India marshals nuclear technologies for beating cancer


Understanding that the burden of cancer is increasing on developing countries, including India, the country is marshalling nuclear technologies to counter the disease inflicting millions. In a big step in this direction, India’s largest medical cyclotron used to produce radioisotopes for diagnostic and therapeutic use for cancer care became operational in September 2018.

Dr. Sekhar Basu, Chairman, Atomic Energy Commission and Secretary, Department of Atomic Energy, Government of India made this announcement at the 62nd General Conference of the International Atomic Energy Agency (IAEA), in Vienna, Austria.

“I would also like to inform that Cyclone-30, a medical cyclotron, the largest in India, delivered 30 MeV beam for the first time this month. This cyclotron is capable of meeting radioisotope needs for entire Eastern India and will also meet the requirements of Paladium 103 and Germanium 68 for the entire country,” Dr. Basu said. The facility will also have dedicated beam lines for research in material science and nuclear physics. Paladium 103 is used in the treatment of prostate cancer and Germanium 68 is used in the diagnosis of Breast cancer respectively.

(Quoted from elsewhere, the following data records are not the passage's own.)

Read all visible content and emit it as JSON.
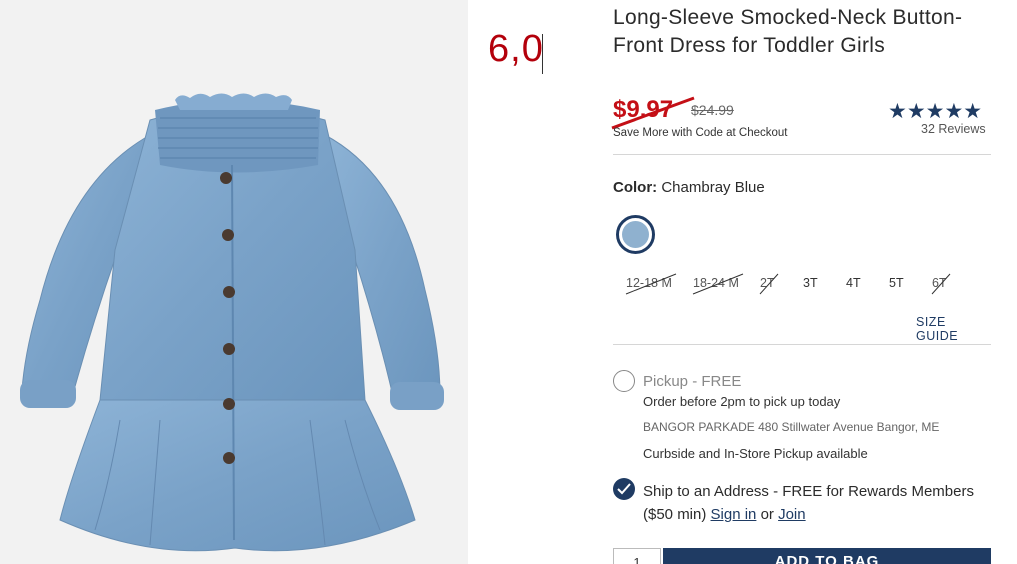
{
  "overlay": {
    "number": "6,0"
  },
  "product": {
    "title": "Long-Sleeve Smocked-Neck Button-Front Dress for Toddler Girls",
    "sale_price": "$9.97",
    "original_price": "$24.99",
    "promo": "Save More with Code at Checkout",
    "rating_stars": "★★★★★",
    "rating_value": 5,
    "reviews": "32 Reviews"
  },
  "color": {
    "label": "Color:",
    "value": "Chambray Blue",
    "swatch_color": "#8fb1cf"
  },
  "sizes": [
    {
      "label": "12-18 M",
      "available": false
    },
    {
      "label": "18-24 M",
      "available": false
    },
    {
      "label": "2T",
      "available": false
    },
    {
      "label": "3T",
      "available": true
    },
    {
      "label": "4T",
      "available": true
    },
    {
      "label": "5T",
      "available": true
    },
    {
      "label": "6T",
      "available": false
    }
  ],
  "size_guide": "SIZE GUIDE",
  "fulfillment": {
    "pickup_label": "Pickup - FREE",
    "pickup_note": "Order before 2pm to pick up today",
    "store": "BANGOR PARKADE 480 Stillwater Avenue  Bangor, ME",
    "curbside": "Curbside and In-Store Pickup available",
    "ship_label": "Ship to an Address - FREE for Rewards Members ($50 min)",
    "sign_in": "Sign in",
    "or": "or",
    "join": "Join"
  },
  "cart": {
    "qty": "1",
    "add_label": "ADD TO BAG"
  },
  "colors": {
    "brand_navy": "#1f3b63",
    "sale_red": "#c40f16",
    "overlay_red": "#b3000b"
  }
}
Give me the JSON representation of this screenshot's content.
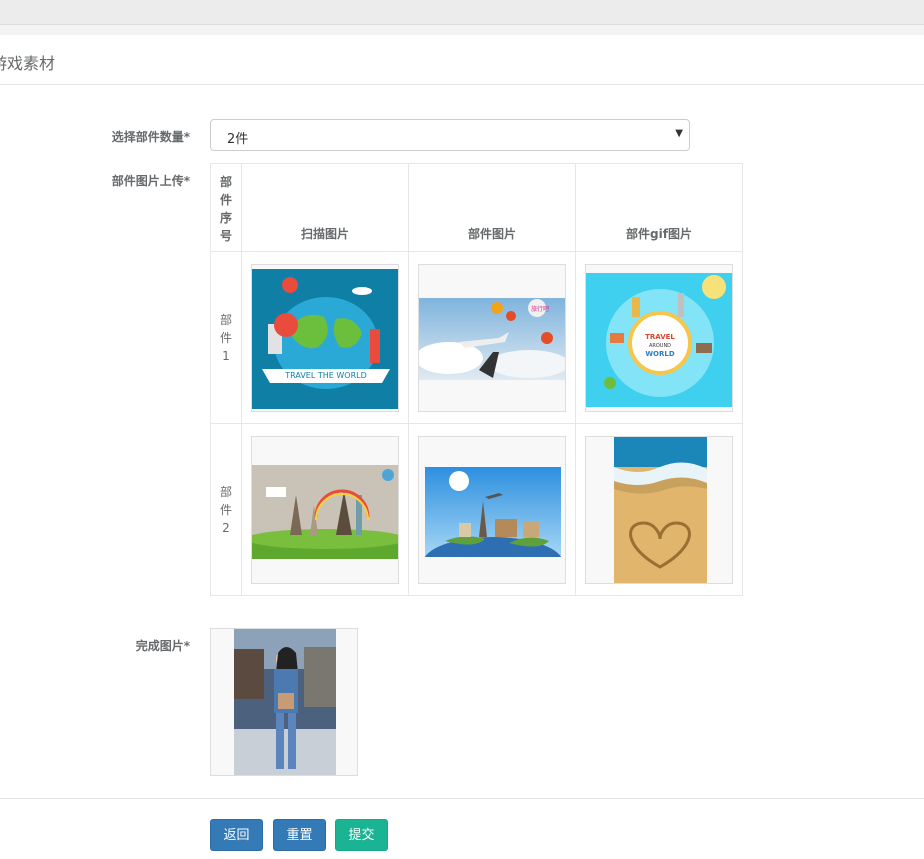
{
  "page": {
    "title": "游戏素材"
  },
  "form": {
    "count_label": "选择部件数量*",
    "count_value": "2件",
    "upload_label": "部件图片上传*",
    "finish_label": "完成图片*"
  },
  "table": {
    "headers": [
      "部件序号",
      "扫描图片",
      "部件图片",
      "部件gif图片"
    ],
    "idx_header_chars": [
      "部",
      "件",
      "序",
      "号"
    ],
    "rows": [
      {
        "label_chars": [
          "部",
          "件",
          "1"
        ],
        "images": [
          "travel-the-world-scan",
          "hot-air-balloons-part",
          "travel-world-globe-gif"
        ]
      },
      {
        "label_chars": [
          "部",
          "件",
          "2"
        ],
        "images": [
          "landmarks-scan",
          "world-landmarks-part",
          "beach-heart-gif"
        ]
      }
    ]
  },
  "images": {
    "img1_text": "TRAVEL THE WORLD",
    "img3_text1": "TRAVEL",
    "img3_text2": "AROUND",
    "img3_text3": "WORLD",
    "img2_text": "旅行吧"
  },
  "buttons": {
    "back": "返回",
    "reset": "重置",
    "submit": "提交"
  },
  "colors": {
    "primary": "#337ab7",
    "success": "#1ab394"
  }
}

The cancer mortality rate in India is alarmingly high with about 2.5 million people living with this disease and over 700,000 new patients being diagnosed to be suffering from cancer. In fact, cancer is the second most common disease in India responsible for maximum mortality. India accounts for the third highest number of cancer cases among women after China and the US, growing annually at 4.5-5 per cent. According to a report ‘Call for Action: Expanding cancer care for women in India, 2017’, cancer among women in India is estimated at 0.7 million. However, the real incidence is much more between 1 and 1.4 million per year as many case go undiagnosed or unreported. One woman dies of cervical cancer every 8 minutes in India. And, for every 2 women diagnosed with breast cancer, one woman dies of it in India

Cyclone-30 became operational this year when 30 MeV beam reached the Faraday Cup for the first time in the last week at the Variable energy Cycotron Centre (VECC), Kolkata. This was informed by the Department of Atomic energy (DAE) in a press release. “Subsequently, beam from this facility was used to produce 18F (Fluorine-18 isotope) for the preparation of [18 FlFluorodeoxyglucose (FDG), a radio-pharmaceutical used by Board of Radiation & Isotope Technology (BRIT),” the DAE press release added.

The facility will start regular production by the middle of the next year after the commissioning of the supporting nuclear systems and regulatory clearances. Cyclone-30 facility at VECC, Kolkata will have many unique features, under various stages of implementation, which are first of its kind in many ways. After the commissioning of liquid target (for FDG production) and solid targets (production of Germanium-68, Palladium-103 and other isotopes), work on studies related to installation of Iodine isotope [1-123] production target, material study target and Accelerator Driven System target will also be taken up, the release added.

Dr Basu also informed the international conference that the development of cost effective drug for cancer care remains a priority for the government. Twenty one radiopharmaceuticals for diagnosis and therapy; and two radionuclide generators have been developed in the recent past. “Nuclear waste has always been considered as a resource in India. Clinical grade Yttrium 90 in 90Y Acetate form has been extracted from high level waste and was introduced for patient care,” Dr. Basu added.

The government is also working towards doing capacity building for other developing countries. Tata Memorial Centre (TMC) has trained over 150 personnel from Africa and Asia in the field of cancer care following the International Atomic energy Agency (IAEA) rules.